But there is a vast difference between vigorous debate and outright harassment, much less threats of violence. If that is perceived to be the price of admission into public office, we will see a diminishing number of responsible citizens choose to subject themselves or their families to relentless abuse. 

Third, we’re systematically inflicting profound moral injuries on our fellow citizens. I speak from experience when I tell you this—there are few things more demoralizing or dispiriting than sharing a story of personal threat and harassment, only to be greeted with rationalization or indifference. Spend five seconds in online spaces, and you will realize that all too many of your fellow citizens are going to sleep at night afraid for their safety, and a huge portion of the country either does not care or positively delights in their suffering. 

If you don’t think indifference or rationalization drives polarization, then think again. If you face bullying and harassment, you will run into the arms of those who extend themselves to you. It’s often a matter of sheer emotional and intellectual self-preservation. 

Another way to put this, is that cruelty rarely “works” to achieve its objective (for example, bullying an elected official into submission), but it always inflicts a cost. And for the cruel, that is more than enough justification to maintain the abuse. For the cruel, a campaign of harassment is a win/win. You can maybe, possibly make your enemy yield, but even if you don’t, you can make your enemy afraid. You can disrupt their lives. 

There is simply a shocking lack of empathy in the public square. Last week, the National School Boards Association wrote the Biden administration requesting “immediate assistance” to protect “students, school board members, and educators” from threats of violence. Their letter listed a number of disturbing incidents nationwide, some of which implicated federal law. 

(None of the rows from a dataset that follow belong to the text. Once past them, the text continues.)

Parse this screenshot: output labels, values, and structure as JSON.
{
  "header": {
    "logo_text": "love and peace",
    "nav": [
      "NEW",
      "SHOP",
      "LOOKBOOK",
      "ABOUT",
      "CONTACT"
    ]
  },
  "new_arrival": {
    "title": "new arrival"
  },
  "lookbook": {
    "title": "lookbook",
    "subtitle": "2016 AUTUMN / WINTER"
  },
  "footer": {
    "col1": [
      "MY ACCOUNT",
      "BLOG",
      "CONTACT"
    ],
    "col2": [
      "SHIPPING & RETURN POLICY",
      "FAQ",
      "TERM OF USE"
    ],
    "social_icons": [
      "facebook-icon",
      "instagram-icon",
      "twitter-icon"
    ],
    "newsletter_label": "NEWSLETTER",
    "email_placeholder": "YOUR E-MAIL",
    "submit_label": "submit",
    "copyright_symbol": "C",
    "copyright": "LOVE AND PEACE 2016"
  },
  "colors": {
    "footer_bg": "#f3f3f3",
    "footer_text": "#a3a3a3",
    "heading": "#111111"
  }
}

Such incidents are taking place across the country. Imagine serving in a school board and hearing this:

Imagine testifying in support of masks in your local schools and experiencing threats like this:

But yesterday in parts of the right-wing world the real outrage was that the Biden Department of Justice issued a rather anodyne letter that 1) affirmed the right to engage in “spirited debate,” 2) observed that “threats against public servants are illegal” and should be prosecuted “when appropriate,” and 3) promised to “convene meetings” with local law enforcement to discuss “strategies for addressing threats” against students and school personnel. 

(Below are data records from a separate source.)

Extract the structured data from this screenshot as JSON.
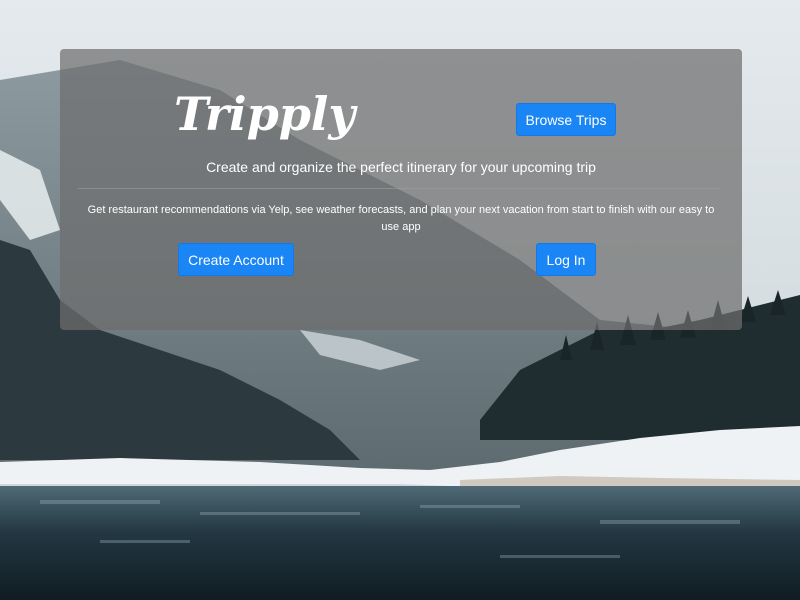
{
  "brand": {
    "logo_text": "Tripply"
  },
  "hero": {
    "tagline": "Create and organize the perfect itinerary for your upcoming trip",
    "description": "Get restaurant recommendations via Yelp, see weather forecasts, and plan your next vacation from start to finish with our easy to use app"
  },
  "buttons": {
    "browse_trips": "Browse Trips",
    "create_account": "Create Account",
    "log_in": "Log In"
  },
  "colors": {
    "primary_button": "#1a85f5",
    "panel_overlay": "rgba(110,110,110,0.72)"
  }
}
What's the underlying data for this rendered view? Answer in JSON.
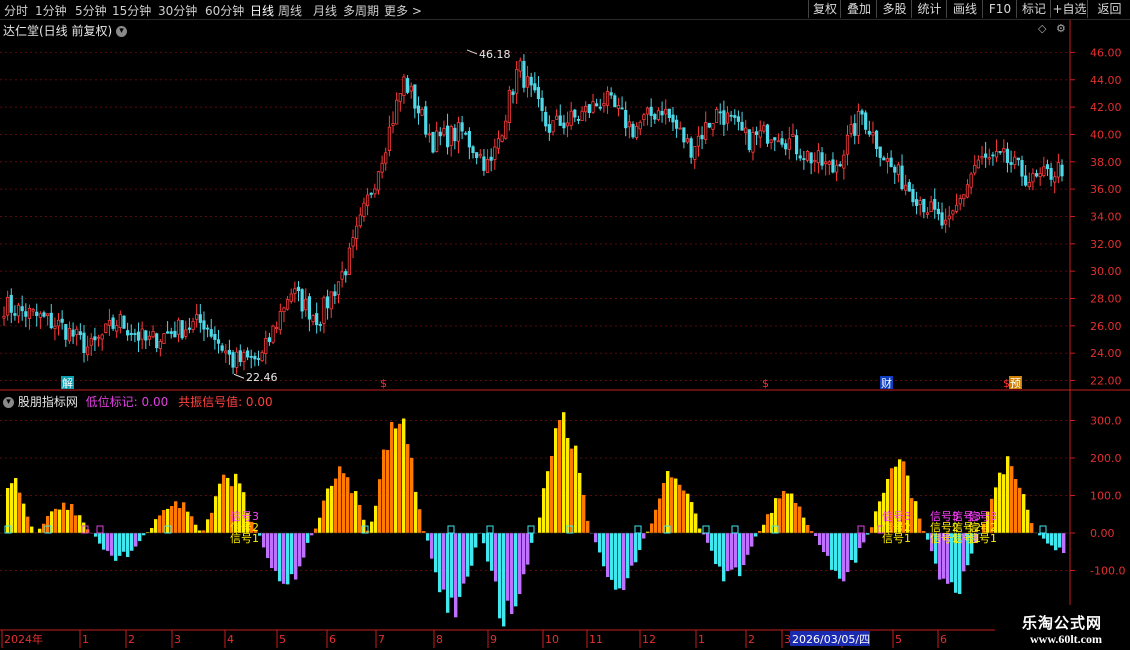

Here was a hyperbolic response:

Any time law enforcement ramps up its efforts in virtually any arena of public safety, there is a risk of abuse (that’s one reason why I steadfastly support ending qualified immunity—law enforcement should be mindful of civil liberties in every context). At the same time, we know that the threat environment is increasingly troubling. And how many school board members can afford enhanced personal security?

We cannot be empathetic only to our allies. We cannot allow fear of law enforcement excess to deprive fellow citizens of the protection they need. And we have to recognize both that threats and harassment are always wrong and that in our present moment they’re especially dangerous. Our nation is playing with fire. It’s imperative that it stop now, or the angry and the cruel will ignite a blaze that we cannot contain.

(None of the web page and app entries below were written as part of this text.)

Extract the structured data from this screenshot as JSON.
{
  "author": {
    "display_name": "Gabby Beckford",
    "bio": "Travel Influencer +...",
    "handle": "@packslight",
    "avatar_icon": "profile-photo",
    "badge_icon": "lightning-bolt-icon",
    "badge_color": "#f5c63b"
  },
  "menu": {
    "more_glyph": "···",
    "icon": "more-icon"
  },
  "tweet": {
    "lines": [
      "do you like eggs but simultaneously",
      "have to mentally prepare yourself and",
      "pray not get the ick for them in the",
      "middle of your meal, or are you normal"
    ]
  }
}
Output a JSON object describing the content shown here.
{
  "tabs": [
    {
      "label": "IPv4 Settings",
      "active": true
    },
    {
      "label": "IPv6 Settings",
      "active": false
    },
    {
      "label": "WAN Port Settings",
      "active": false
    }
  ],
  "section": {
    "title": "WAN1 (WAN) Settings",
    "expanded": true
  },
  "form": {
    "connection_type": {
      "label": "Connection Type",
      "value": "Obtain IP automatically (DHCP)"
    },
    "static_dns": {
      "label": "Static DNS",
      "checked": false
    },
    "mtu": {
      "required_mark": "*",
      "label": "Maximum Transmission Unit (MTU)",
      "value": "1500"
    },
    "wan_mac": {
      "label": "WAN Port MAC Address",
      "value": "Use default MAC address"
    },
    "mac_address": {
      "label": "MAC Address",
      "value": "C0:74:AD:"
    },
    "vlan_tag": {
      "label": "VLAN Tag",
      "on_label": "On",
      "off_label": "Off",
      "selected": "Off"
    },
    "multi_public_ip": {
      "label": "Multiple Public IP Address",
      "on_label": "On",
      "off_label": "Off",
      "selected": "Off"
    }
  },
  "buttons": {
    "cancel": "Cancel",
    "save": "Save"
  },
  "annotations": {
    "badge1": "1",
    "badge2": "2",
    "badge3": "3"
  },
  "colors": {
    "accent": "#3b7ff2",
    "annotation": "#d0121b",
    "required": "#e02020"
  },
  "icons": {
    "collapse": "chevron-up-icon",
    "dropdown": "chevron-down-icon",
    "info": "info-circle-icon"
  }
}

One last thing …

I love football, and from a completely unbiased perspective (Yes, I grew up in Kentucky. Why do you ask?) this play shows why. First, there’s the athleticism of the huge block at a clutch moment. Then there’s the double roar of the crowd, for the block and then the run. Don’t forget to enjoy the delirium of the crowd and the players, as everyone on the sidelines and the stands goes bananas simultaneously. But most of all, relish the smell of roasted Gator meat–cooked up in Lexington for the first time since 1986:

David French is a columnist for the New York Times. He’s a former senior editor of The Dispatch. He’s the author most recently of Divided We Fall: America's Secession Threat and How to Restore Our Nation.